If you are interested in learning more about Girls Get Strong or joining this year’s Health and Fitness conference please check out our website at http://girlsgetstrong.org or email me at firstname.lastname@example.org.
Choate, L.H. (2007). Counseling Adolescent Girls for Body Image Resilience: Strategies for School Counselors. Professional School Counseling, Feb. Vol 10(3).
Denault, A.S. & Poulin, F. (2009). Predictors of Adolescent Participation in Organized Activities: A Five-Year Longitudinal Study. Journal of Research on Adolescence, 19 (2), 287-311.
Dwyer, J., Allison, K., Goldenberg, E., Fein, A., Yoshida, K., & Boutilier, M. (2006). Adolescent Girls’ Perceived barriers to participating in physical activity.

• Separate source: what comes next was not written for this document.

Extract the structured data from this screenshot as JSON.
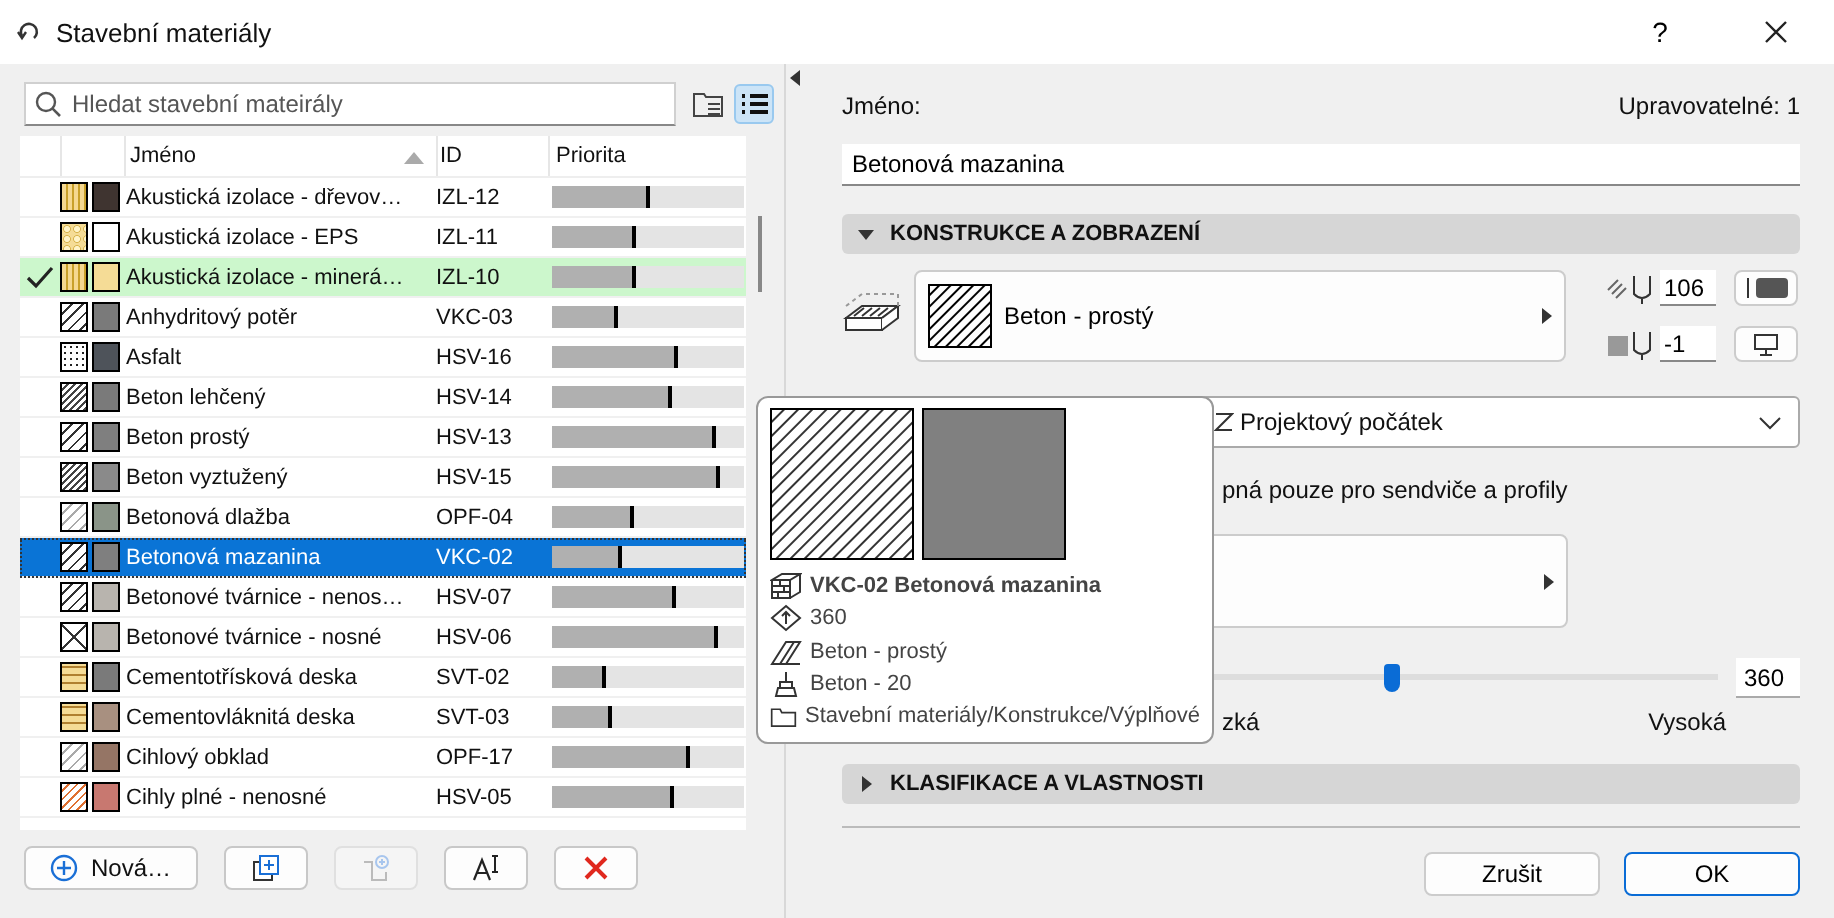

Adolescence, Vol 41 (161), 422-428. DOI: 10.5007/1980-0037.2011v13n6p422
Flanagan, L. (2017, July 28). The Field Where Men Still Call the Shots: The lack of female coaches in youth sports can make lasting impressions on boys and girls. The Atlantic. Retrieved from: https://www.theatlantic.com/amp/article/535167/
Jaffee, L. & Ricker, S. (1993). Physical Activity and Self-Esteem in Girls: The Teen Years. Melpomene Journal, Vol 12 (3), 19-26.
Markowitz, E. (2012). Exploring Self-Esteem In A Girls’ Sports Program: Competencies and connections create change. Afterschool Matters, 16, 11-20.